+++ DATA TO EXAMINE

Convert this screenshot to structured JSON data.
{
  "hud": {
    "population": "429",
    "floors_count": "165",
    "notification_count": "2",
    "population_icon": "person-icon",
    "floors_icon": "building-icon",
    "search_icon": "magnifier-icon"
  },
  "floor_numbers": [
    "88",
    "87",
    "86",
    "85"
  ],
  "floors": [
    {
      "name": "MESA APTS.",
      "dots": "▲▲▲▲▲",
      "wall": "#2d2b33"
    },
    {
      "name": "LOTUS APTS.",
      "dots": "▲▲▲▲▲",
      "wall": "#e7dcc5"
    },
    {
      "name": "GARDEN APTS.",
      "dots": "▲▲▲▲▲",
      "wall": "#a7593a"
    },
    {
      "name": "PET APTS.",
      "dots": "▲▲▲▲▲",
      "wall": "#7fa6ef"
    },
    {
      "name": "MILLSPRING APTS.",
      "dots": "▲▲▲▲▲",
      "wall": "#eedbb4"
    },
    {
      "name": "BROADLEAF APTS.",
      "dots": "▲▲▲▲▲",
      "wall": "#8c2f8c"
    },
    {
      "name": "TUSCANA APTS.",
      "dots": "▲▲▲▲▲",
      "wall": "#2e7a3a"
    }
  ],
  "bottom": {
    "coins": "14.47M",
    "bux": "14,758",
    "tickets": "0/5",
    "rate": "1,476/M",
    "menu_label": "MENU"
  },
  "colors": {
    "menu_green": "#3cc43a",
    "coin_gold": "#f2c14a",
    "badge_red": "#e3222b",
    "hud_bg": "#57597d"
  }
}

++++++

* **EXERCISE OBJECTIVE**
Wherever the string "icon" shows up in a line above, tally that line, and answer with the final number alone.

* **SOLUTION FOR THIS EXERCISE**
3